345 By the decree of January 27, 1858, the territory of the Second Empire was divided, in the Spanish manner, into five military districts headed by marshals.
346 The decree on the regency and the establishment of the Privy Council was issued on February 1, 1858, soon after Orsini’s attempt on Napoleon 111. Pélissier was a member of the Council, which was to become the Regency Council if the Emperor’s minor son acceded to the throne.
Marx refers to Pélissier’s barbarous actions in 1845, during the suppression of an uprising in Algeria, when he ordered a thousand Arab insurgents who had hidden in mountain caves to be suffocated by smoke front fires.
347 At the end of 1858 the French journalist Montalembert was pot on trial for writing an article condemning the regime of the Second Empire. Montalembert was pardoned by Napoleon Ill but rejected the pardon and demanded his acquittal. Marx draws a parallel between this trial and that of John Hampden, a prominent figure in the English seventeenth-century revolution, who refused to pay “ship money” — a tax not authorised by the House of Commons — and was put on trial in 1637. The Hampden trial increased the opposition to absolutism in England.
Acte additionnel — constitutional regulations introduced by Napoleon I in France in 1815 upon his return from the island of Elbe. Drawing a parallel between the Bonaparte and Orleans dynasties, in his pamphlet De la justice dans la révolution et dans l'église, Proudhon gave preference to the principles of government proclaimed by the Orleanists but with reservations concerning the necessity of certain democratic reforms. Marx ironically compares these reservations with the Acte additionnel.
On the rebellion at Châlon see Note 39.
348 On the negotiations in Warsaw between Prussia and Austria, and on the battle of Bronzell see Note 198.
By the “march to the North Sea” Marx means the entry of the Austrian troops in Holstein in the winter of 1851. See Note 228.

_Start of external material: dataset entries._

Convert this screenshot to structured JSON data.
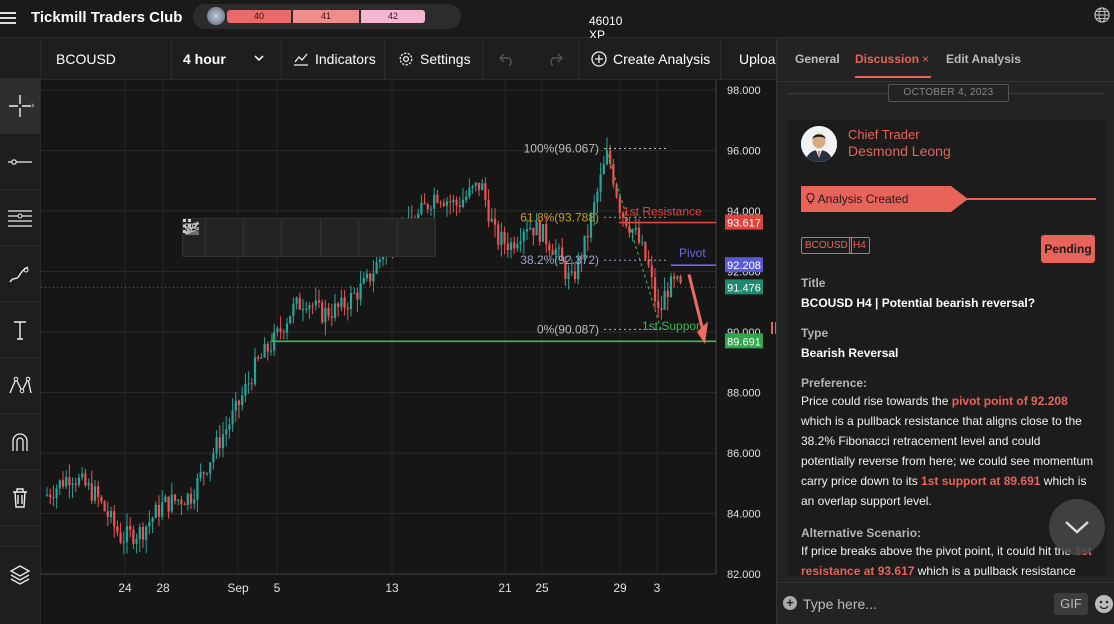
{
  "app": {
    "title": "Tickmill Traders Club",
    "xp_segments": [
      "40",
      "41",
      "42"
    ],
    "xp_value": "46010 XP"
  },
  "chart_header": {
    "symbol": "BCOUSD",
    "interval": "4 hour",
    "indicators_label": "Indicators",
    "settings_label": "Settings",
    "create_label": "Create Analysis",
    "upload_label": "Upload"
  },
  "chart_data": {
    "type": "candlestick",
    "symbol": "BCOUSD",
    "y_ticks": [
      "98.000",
      "96.000",
      "94.000",
      "92.000",
      "90.000",
      "88.000",
      "86.000",
      "84.000",
      "82.000"
    ],
    "ylim": [
      82.0,
      98.0
    ],
    "x_ticks": [
      "24",
      "28",
      "Sep",
      "5",
      "13",
      "21",
      "25",
      "29",
      "3"
    ],
    "fib_levels": [
      {
        "label": "100%(96.067)",
        "value": 96.067
      },
      {
        "label": "61.8%(93.788)",
        "value": 93.788
      },
      {
        "label": "38.2%(92.372)",
        "value": 92.372
      },
      {
        "label": "0%(90.087)",
        "value": 90.087
      }
    ],
    "lines": [
      {
        "label": "1st Resistance",
        "value": 93.617,
        "color": "#e0443f"
      },
      {
        "label": "Pivot",
        "value": 92.208,
        "color": "#6a6ae6"
      },
      {
        "label": "1st Support",
        "value": 89.691,
        "color": "#3dbb4e"
      }
    ],
    "price_badges": [
      {
        "text": "93.617",
        "color": "#e0443f"
      },
      {
        "text": "92.208",
        "color": "#5a5ad6"
      },
      {
        "text": "91.476",
        "color": "#1f8a70"
      },
      {
        "text": "89.691",
        "color": "#2fa84a"
      }
    ],
    "current_price": 91.476
  },
  "panel": {
    "tabs": [
      "General",
      "Discussion",
      "Edit Analysis"
    ],
    "tab_close": "×",
    "date": "OCTOBER 4, 2023",
    "author_role": "Chief Trader",
    "author_name": "Desmond Leong",
    "ribbon": "Analysis Created",
    "tags": [
      "BCOUSD",
      "H4"
    ],
    "status": "Pending",
    "title_label": "Title",
    "title_value": "BCOUSD H4 | Potential bearish reversal?",
    "type_label": "Type",
    "type_value": "Bearish Reversal",
    "preference_label": "Preference:",
    "pref_1": "Price could rise towards the ",
    "pref_hl1": "pivot point of 92.208",
    "pref_2": " which is a pullback resistance that aligns close to the 38.2% Fibonacci retracement level and could potentially reverse from here; we could see momentum carry price down to its ",
    "pref_hl2": "1st support at 89.691",
    "pref_3": " which is an overlap support level.",
    "alt_label": "Alternative Scenario:",
    "alt_1": "If price breaks above the pivot point, it could hit the ",
    "alt_hl1": "1st resistance at 93.617",
    "alt_2": " which is a pullback resistance",
    "composer_placeholder": "Type here...",
    "gif_label": "GIF"
  }
}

349 See Note 215.
350 See Note 315.
351 The “blue books of its own make” is what Marx, by analogy with the English Blue Books, calls the diplomatic documents of the Austro-Italo-French war of 1859, published in July 1859 in a number of German newspapers. Many of them were, for example, published in the Neue Prussische Zeitung, Nos. 170, 171 and 174, July 24, 26 and 29, 1859. A more complete collection was published in the Augsburg Allgemeine Zeitung, Nos. 210 (supplement), 211 and 212 (supplement), July 29, 30 and 31, 1859.

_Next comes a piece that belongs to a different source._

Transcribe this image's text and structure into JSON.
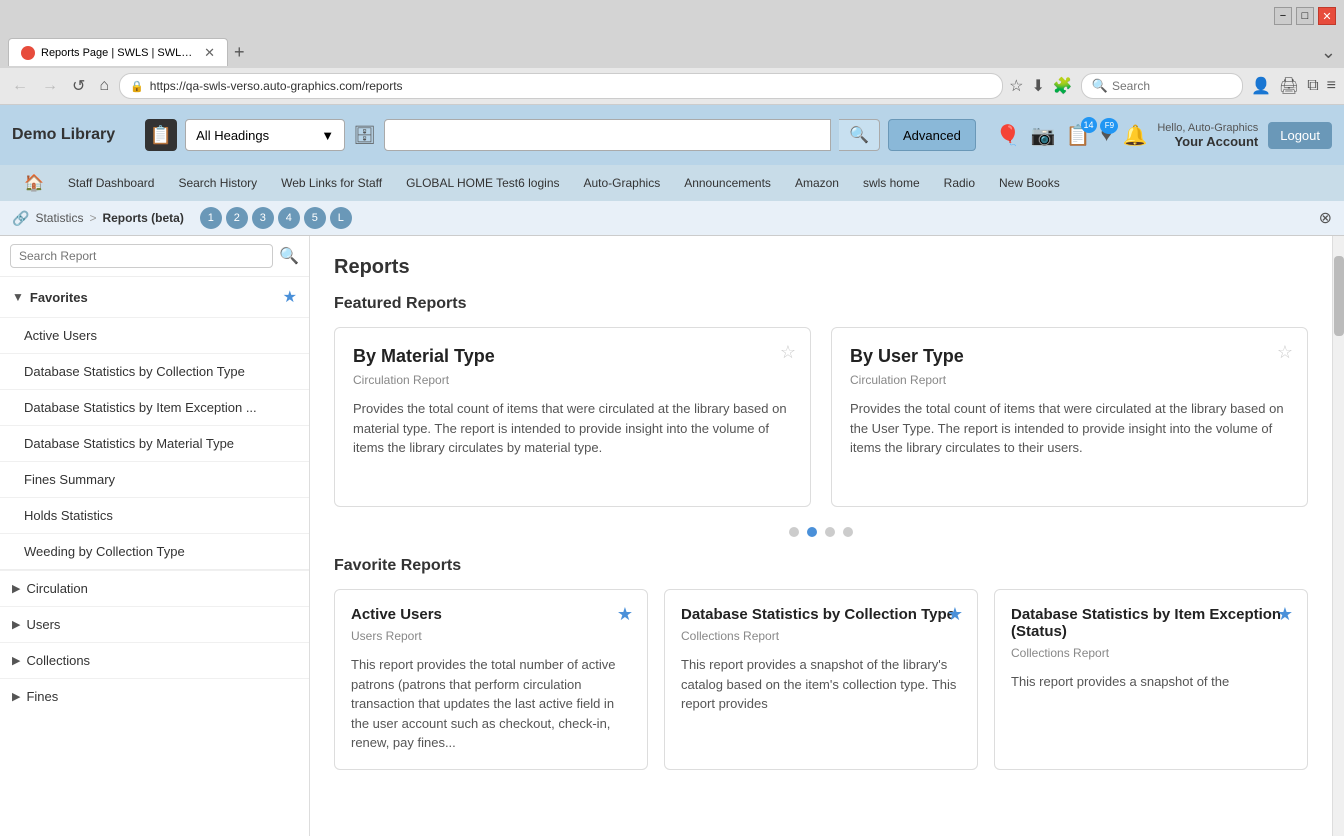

352 The Gauls who invaded Rome in 390 B.C. are said to have agreed, after a prolonged siege of the Capitol, to leave the city in return for a big ransom. But when the gold was being weighed, the Gauls’ leader Brennus cried “Vac victis!” (Woe to the defeated!) and threw his heavy sword on the scales, thus violating the agreement.
353 By courtesy — see Note 222.
On sufferance — in English law, the condition of one who continues to hold property without express leave from the owner.
354 After the flight of the Prince of Prussia to England during the March 1848 revolution his palace in Berlin was declared “national property”.
355 Gothaisms is what Marx calls the pompous declarations of the Gotha party.
Uckermark — a northern part of the Brandenburg Province (Prussia), the mainstay of the reactionary Prussian Junkers.
356 Boustrapa — nickname of Louis Bonaparte, composed of the first syllables of the names of the places where he and his supporters staged Bonapartist puts(.hes: Boulogne (August 1840), Strasbourg (October 1846) and Paris (the coup d'état of December 2, 185 1).
357 Coercion bills — exceptional laws adopted by the British Parliament to suppress the revolutionary movement in Ireland. Marx is referring, in particular, to the 1833 law (see Note 105) and the 1848 law: An Act for the Better Prevention of Crime and Outrage in Certain Parts of Ireland.